Bevel the top seam allowance like this – sorry, it might be a little hard to see…Then cut the remainder of the seam allowance to 1/8″.
Now, open the panels up and bring the wrong sides together. Sew them again along the same edge you just sewed in the previous step using a 1/4″ seam allowance. This is called a French seam. It can be a little tricky to maintain your seam allowance with this seam because your foot will want to move off the bump created by the first seam that is inside the channel, so be aware of that. If you have a little of the first seam sticking out of the channel at the very top you can trim it and then use a little fray check.
Now we are going to flatten the channel at the bottom edge. I like to insert the point of small scissors into the channel, open them slightly, and the seam just flattens right out.
Once your seam is flat, stitch in the ditch starting at the bottom edge about 1″ or so. You can also stitch a horizontal seam along the bottom edge if you want to be sure that whole seam stays flat.
Flattening out that seam gives the seam channel a tapered appearance and makes it easier to attach to the bottom. So, repeat that 7; adding all the C pieces to make a long panel ! And you get…well, I forgot to take a picture of it, but you get this… Measure the panel’s width and cut, if needed, to 13″. You should cut equal amounts off each end vs. cutting the whole amount off of one end. Now, find the center point by either folding it in half or measuring toward center 6 1/2″ from one side. Finish the side edges of the end pieces.

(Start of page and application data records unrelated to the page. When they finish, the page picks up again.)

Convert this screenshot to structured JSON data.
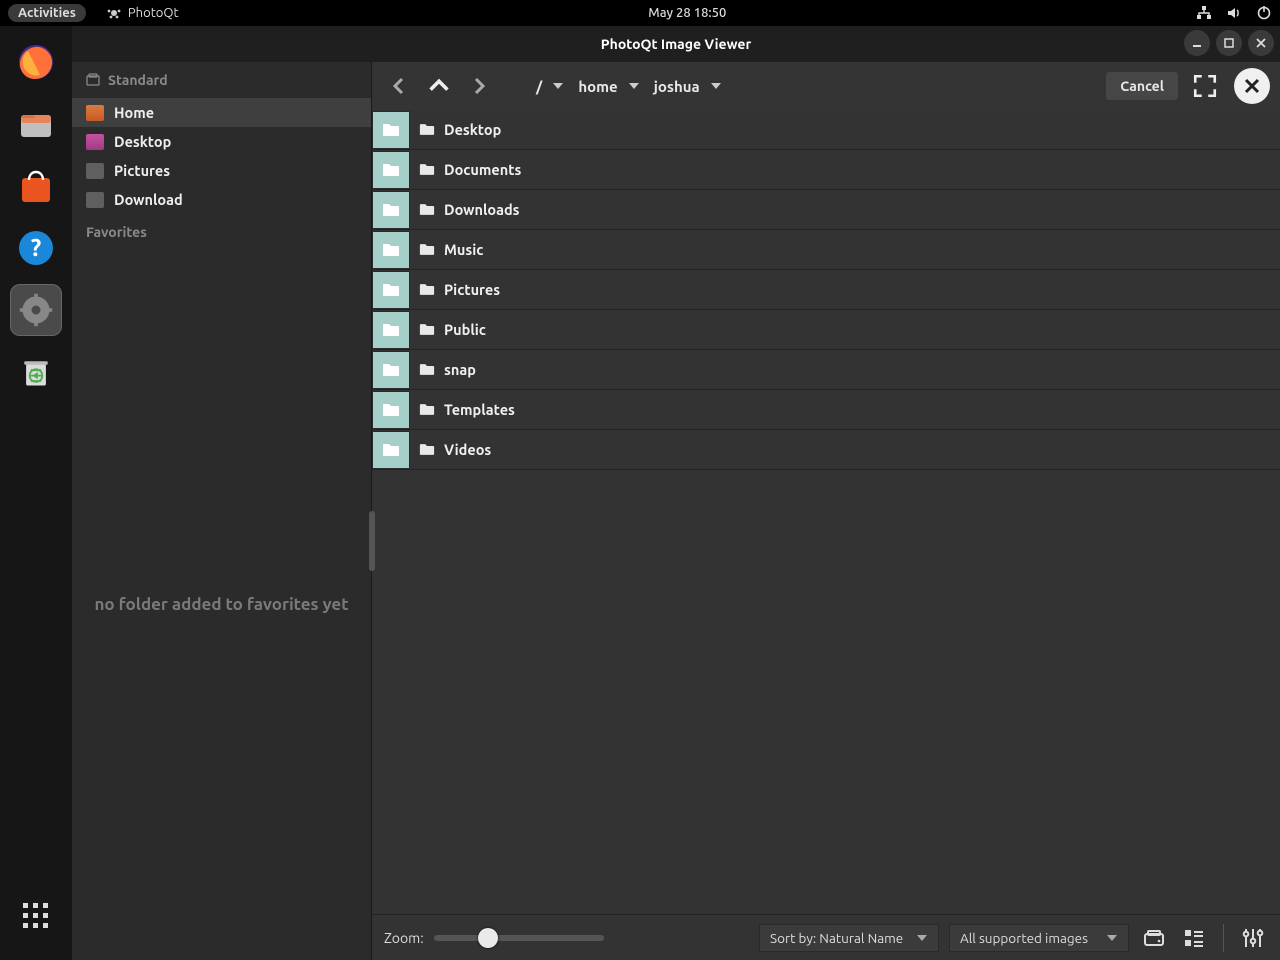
{
  "topbar": {
    "activities": "Activities",
    "app_name": "PhotoQt",
    "datetime": "May 28  18:50"
  },
  "window": {
    "title": "PhotoQt Image Viewer"
  },
  "sidebar": {
    "section_standard": "Standard",
    "section_favorites": "Favorites",
    "items": [
      {
        "label": "Home"
      },
      {
        "label": "Desktop"
      },
      {
        "label": "Pictures"
      },
      {
        "label": "Download"
      }
    ],
    "favorites_empty": "no folder added to favorites yet"
  },
  "toolbar": {
    "cancel": "Cancel",
    "crumbs": [
      {
        "label": "/"
      },
      {
        "label": "home"
      },
      {
        "label": "joshua"
      }
    ]
  },
  "files": [
    {
      "name": "Desktop"
    },
    {
      "name": "Documents"
    },
    {
      "name": "Downloads"
    },
    {
      "name": "Music"
    },
    {
      "name": "Pictures"
    },
    {
      "name": "Public"
    },
    {
      "name": "snap"
    },
    {
      "name": "Templates"
    },
    {
      "name": "Videos"
    }
  ],
  "bottombar": {
    "zoom_label": "Zoom:",
    "sort_label": "Sort by: Natural Name",
    "filter_label": "All supported images"
  }
}
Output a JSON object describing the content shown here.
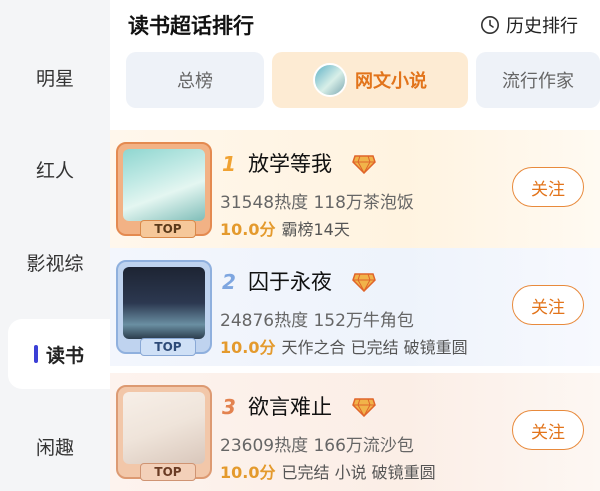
{
  "header": {
    "title": "读书超话排行",
    "history_label": "历史排行"
  },
  "sidebar": {
    "items": [
      {
        "label": "明星"
      },
      {
        "label": "红人"
      },
      {
        "label": "影视综"
      },
      {
        "label": "读书"
      },
      {
        "label": "闲趣"
      }
    ],
    "active": "读书"
  },
  "tabs": [
    {
      "label": "总榜"
    },
    {
      "label": "网文小说"
    },
    {
      "label": "流行作家"
    }
  ],
  "active_tab": "网文小说",
  "rankings": [
    {
      "rank": "1",
      "title": "放学等我",
      "stats": "31548热度 118万茶泡饭",
      "score": "10.0分",
      "tags": "霸榜14天",
      "badge": "TOP",
      "follow_label": "关注"
    },
    {
      "rank": "2",
      "title": "囚于永夜",
      "stats": "24876热度 152万牛角包",
      "score": "10.0分",
      "tags": "天作之合 已完结 破镜重圆",
      "badge": "TOP",
      "follow_label": "关注"
    },
    {
      "rank": "3",
      "title": "欲言难止",
      "stats": "23609热度 166万流沙包",
      "score": "10.0分",
      "tags": "已完结 小说 破镜重圆",
      "badge": "TOP",
      "follow_label": "关注"
    }
  ],
  "colors": {
    "accent": "#e2741b",
    "score": "#e49a2d",
    "sidebar_indicator": "#3b3fd6"
  },
  "icons": {
    "history": "clock-icon",
    "gem": "gem-icon"
  }
}
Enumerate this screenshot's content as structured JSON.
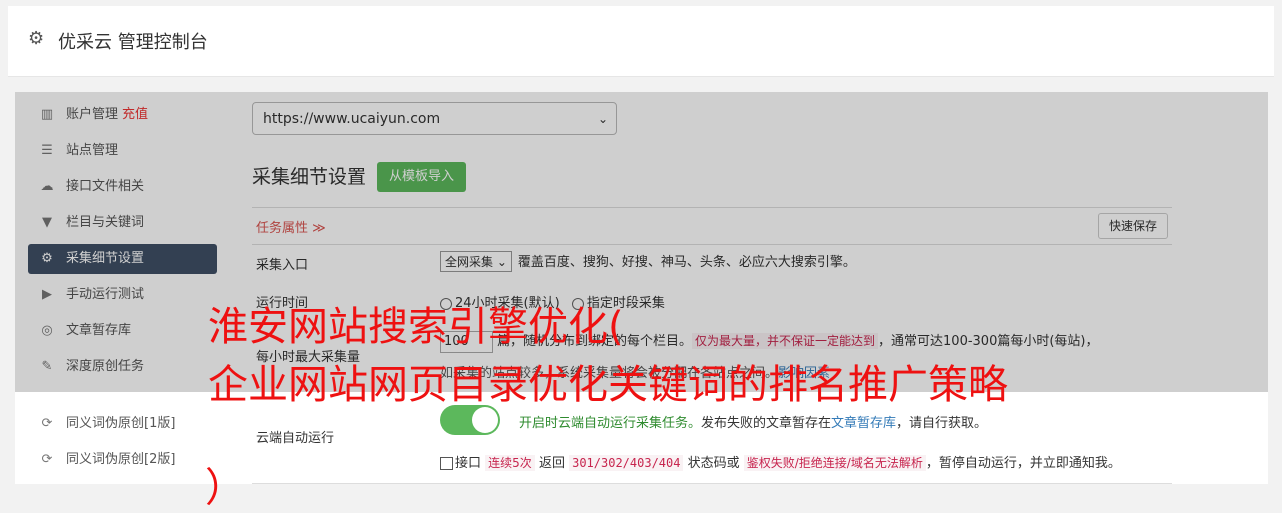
{
  "header": {
    "title": "优采云 管理控制台"
  },
  "sidebar": {
    "items": [
      {
        "label": "账户管理",
        "tag": "充值",
        "icon": "bar-chart-icon"
      },
      {
        "label": "站点管理",
        "icon": "server-icon"
      },
      {
        "label": "接口文件相关",
        "icon": "cloud-upload-icon"
      },
      {
        "label": "栏目与关键词",
        "icon": "filter-icon"
      },
      {
        "label": "采集细节设置",
        "icon": "gears-icon",
        "active": true
      },
      {
        "label": "手动运行测试",
        "icon": "play-circle-icon"
      },
      {
        "label": "文章暂存库",
        "icon": "database-icon"
      },
      {
        "label": "深度原创任务",
        "icon": "edit-icon"
      },
      {
        "label": "同义词伪原创[1版]",
        "icon": "refresh-icon"
      },
      {
        "label": "同义词伪原创[2版]",
        "icon": "refresh-icon"
      }
    ]
  },
  "main": {
    "site_url": "https://www.ucaiyun.com",
    "section_title": "采集细节设置",
    "import_button": "从模板导入",
    "task_props_label": "任务属性 ≫",
    "quick_save_button": "快速保存",
    "collect_entry": {
      "label": "采集入口",
      "select_value": "全网采集",
      "desc": "覆盖百度、搜狗、好搜、神马、头条、必应六大搜索引擎。"
    },
    "run_time": {
      "label": "运行时间",
      "option1": "24小时采集(默认)",
      "option2": "指定时段采集"
    },
    "hourly_max": {
      "label": "每小时最大采集量",
      "value": "100",
      "text1": "篇，随机分布到绑定的每个栏目。",
      "highlight": "仅为最大量，并不保证一定能达到",
      "text2": "，通常可达100-300篇每小时(每站)，",
      "line2": "如采集的站点较多，系统采集量将会被分配在各站点之间。",
      "link": "影响因素"
    },
    "cloud_auto": {
      "label": "云端自动运行",
      "on_text": "开启时云端自动运行采集任务。",
      "text_a": "发布失败的文章暂存在",
      "link": "文章暂存库",
      "text_b": "，请自行获取。",
      "check_label": "接口",
      "hl1": "连续5次",
      "t1": "返回",
      "hl2": "301/302/403/404",
      "t2": "状态码或",
      "hl3": "鉴权失败/拒绝连接/域名无法解析",
      "t3": "，暂停自动运行，并立即通知我。"
    }
  },
  "watermark": {
    "line1": "淮安网站搜索引擎优化(",
    "line2": "企业网站网页目录优化关键词的排名推广策略",
    "line3": "）"
  }
}
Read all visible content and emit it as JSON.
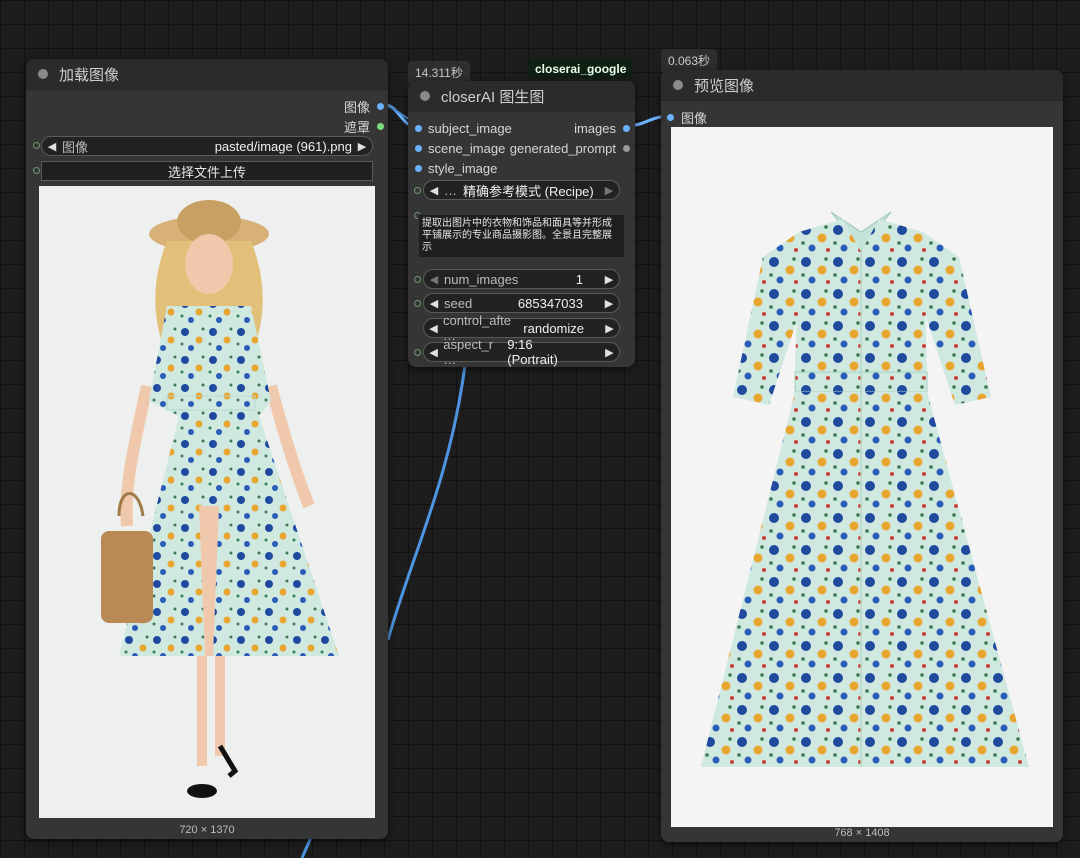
{
  "load_node": {
    "title": "加载图像",
    "output_image": "图像",
    "output_mask": "遮罩",
    "image_label": "图像",
    "image_value": "pasted/image (961).png",
    "upload_label": "选择文件上传",
    "dimensions": "720 × 1370"
  },
  "closer_node": {
    "time_badge": "14.311秒",
    "tag_badge": "closerai_google",
    "title": "closerAI 图生图",
    "inputs": [
      "subject_image",
      "scene_image",
      "style_image"
    ],
    "outputs": [
      "images",
      "generated_prompt"
    ],
    "mode_value": "精确参考模式 (Recipe)",
    "mode_prefix": "…",
    "prompt_text": "提取出图片中的衣物和饰品和面具等并形成平铺展示的专业商品摄影图。全景且完整展示",
    "widgets": [
      {
        "label": "num_images",
        "value": "1"
      },
      {
        "label": "seed",
        "value": "685347033"
      },
      {
        "label": "control_afte …",
        "value": "randomize"
      },
      {
        "label": "aspect_r …",
        "value": "9:16 (Portrait)"
      }
    ]
  },
  "preview_node": {
    "time_badge": "0.063秒",
    "title": "预览图像",
    "input_image": "图像",
    "dimensions": "768 × 1408"
  },
  "colors": {
    "canvas": "#1d1d1d",
    "node": "#353535",
    "image_wire": "#6cb2ff",
    "mask_wire": "#7ddc7d"
  }
}
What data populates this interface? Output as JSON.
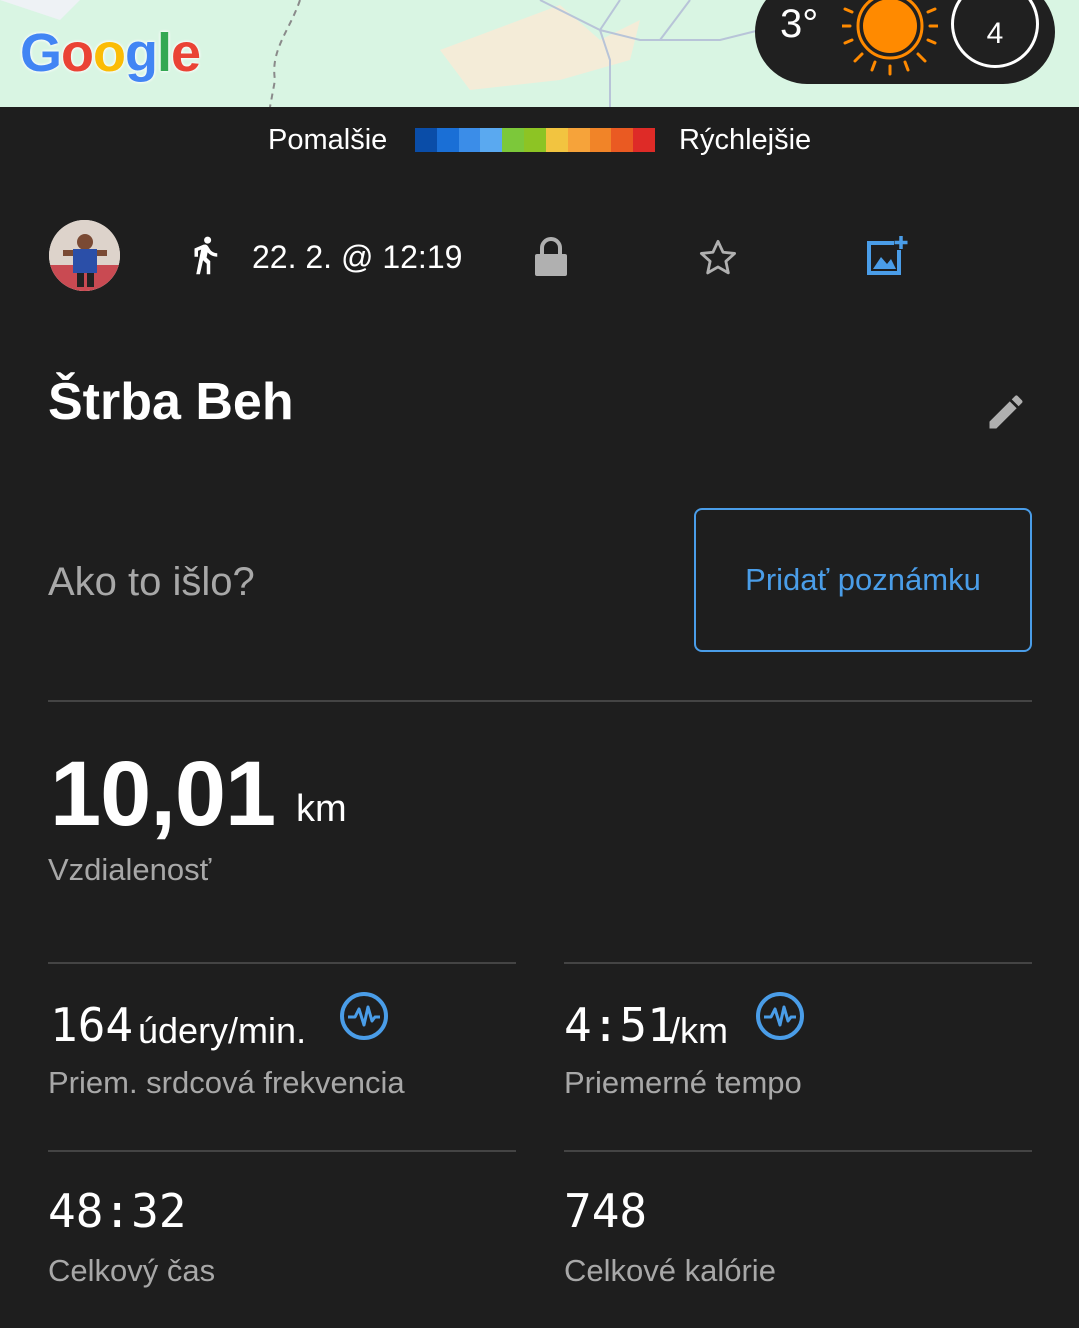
{
  "map": {
    "logo": "Google",
    "weather": {
      "temperature": "3°",
      "icon": "sun-icon",
      "badge": "4"
    }
  },
  "legend": {
    "slow_label": "Pomalšie",
    "fast_label": "Rýchlejšie",
    "colors": [
      "#0a4da8",
      "#1a6fd6",
      "#3b8de8",
      "#5aa9f0",
      "#7cc83a",
      "#8dc424",
      "#f2c440",
      "#f6a33a",
      "#f18428",
      "#ea5a22",
      "#de2b27"
    ]
  },
  "activity": {
    "type_icon": "running-icon",
    "date": "22. 2. @ 12:19",
    "title": "Štrba Beh",
    "prompt": "Ako to išlo?",
    "add_note_label": "Pridať poznámku"
  },
  "stats": {
    "distance": {
      "value": "10,01",
      "unit": "km",
      "label": "Vzdialenosť"
    },
    "heart_rate": {
      "value": "164",
      "unit": "údery/min.",
      "label": "Priem. srdcová frekvencia"
    },
    "pace": {
      "value": "4:51",
      "unit": "/km",
      "label": "Priemerné tempo"
    },
    "time": {
      "value": "48:32",
      "label": "Celkový čas"
    },
    "calories": {
      "value": "748",
      "label": "Celkové kalórie"
    }
  },
  "colors": {
    "background": "#1e1e1e",
    "accent": "#4a9de8",
    "muted_text": "#a8a8a8",
    "map_bg": "#d9f5e3"
  }
}
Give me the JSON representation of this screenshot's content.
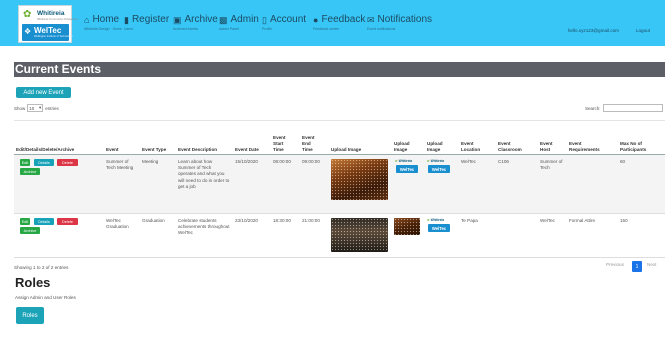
{
  "brand": {
    "name": "Whitireia",
    "tagline": "Whitireia Community Polytechnic",
    "badge": "WelTec",
    "badge_sub": "Wellington Institute of Technology",
    "accent": "#37c6f6"
  },
  "nav": {
    "items": [
      {
        "label": "Home",
        "sub": "Whitireia Design · Home",
        "icon": "home-icon"
      },
      {
        "label": "Register",
        "sub": "Users",
        "icon": "book-icon"
      },
      {
        "label": "Archive",
        "sub": "Archived events",
        "icon": "archive-icon"
      },
      {
        "label": "Admin",
        "sub": "Admin Panel",
        "icon": "briefcase-icon"
      },
      {
        "label": "Account",
        "sub": "Profile",
        "icon": "document-icon"
      },
      {
        "label": "Feedback",
        "sub": "Feedback center",
        "icon": "comment-icon"
      },
      {
        "label": "Notifications",
        "sub": "Event notifications",
        "icon": "envelope-icon"
      }
    ],
    "user_email": "hello.xyz123@gmail.com",
    "logout": "Logout"
  },
  "page_title": "Current Events",
  "add_button": "Add new Event",
  "show_entries": {
    "prefix": "Show",
    "value": "10",
    "suffix": "entries"
  },
  "search_label": "Search:",
  "table": {
    "headers": [
      "Edit/Details/Delete/Archive",
      "Event",
      "Event Type",
      "Event Description",
      "Event Date",
      "Event Start Time",
      "Event End Time",
      "Upload Image",
      "Upload Image",
      "Upload Image",
      "Event Location",
      "Event Classroom",
      "Event Host",
      "Event Requirements",
      "Max No of Participants"
    ],
    "actions": {
      "edit": "Edit",
      "details": "Details",
      "delete": "Delete",
      "archive": "Archive"
    },
    "rows": [
      {
        "event": "Summer of Tech Meeting",
        "type": "Meeting",
        "description": "Learn about how Summer of Tech operates and what you will need to do in order to get a job",
        "date": "15/10/2020",
        "start": "08:00:00",
        "end": "09:00:00",
        "location": "WelTec",
        "classroom": "C106",
        "host": "Summer of Tech",
        "requirements": "",
        "max": "60"
      },
      {
        "event": "WelTec Graduation",
        "type": "Graduation",
        "description": "Celebrate students achievements throughout WelTec",
        "date": "23/10/2020",
        "start": "18:30:00",
        "end": "21:00:00",
        "location": "Te Papa",
        "classroom": "",
        "host": "WelTec",
        "requirements": "Formal Attire",
        "max": "150"
      }
    ],
    "mini_logo_top": "Whitireia",
    "mini_logo_badge": "WelTec"
  },
  "footer": {
    "showing": "Showing 1 to 2 of 2 entries",
    "previous": "Previous",
    "page": "1",
    "next": "Next"
  },
  "roles": {
    "title": "Roles",
    "subtitle": "Assign Admin and User Roles",
    "button": "Roles"
  }
}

Grab your bottom piece (B). I suggest staystitching around B so that it doesn’t warp out of shape. Staystitching is a fancy term for sewing within the seam allowance. Doing this will help bias cut pieces keep their shape. It might be a little hard to see in the photo below, but it’s the line of stitching right inside the serged edge. It may seem redundant especially since we have serged or zig zagged the edges, but I find it is still a good idea. Pin the wrapper to the curved edge of the bottom with right sides together. Be sure to match up your center points on both. It’s better to start in the center and then work your way out. I like to pin and sew just half of the arc at a time. Here is the first half of mine pinned. Normally, I’m not much of a pinner, but on this occasion, more is better. And here is what it will look like when you are done with the whole arc… You can notch the seam allowance so it will lay flatter. You can also understitch the seam allowance. To do this, turn the wrapper right side out and push the allowance down toward the bottom panel, then stitch it down. In the photo below, there is an arrow pointing to the understitching. I took this picture after I had finished my ruffle frosting so that is why the frosting is there!
For this sample I sewed some black beads to the tips of each french seam. I’m not sure I will keep them or not, but they are sort of cute…it would also make a lovely crown! Well, that’s all for today. I hope you had fun and I would love to hear from you in the Facebook group! Let me know what questions you have! Tomorrow we will be creating our cupcake dome and “frosting”! See you then!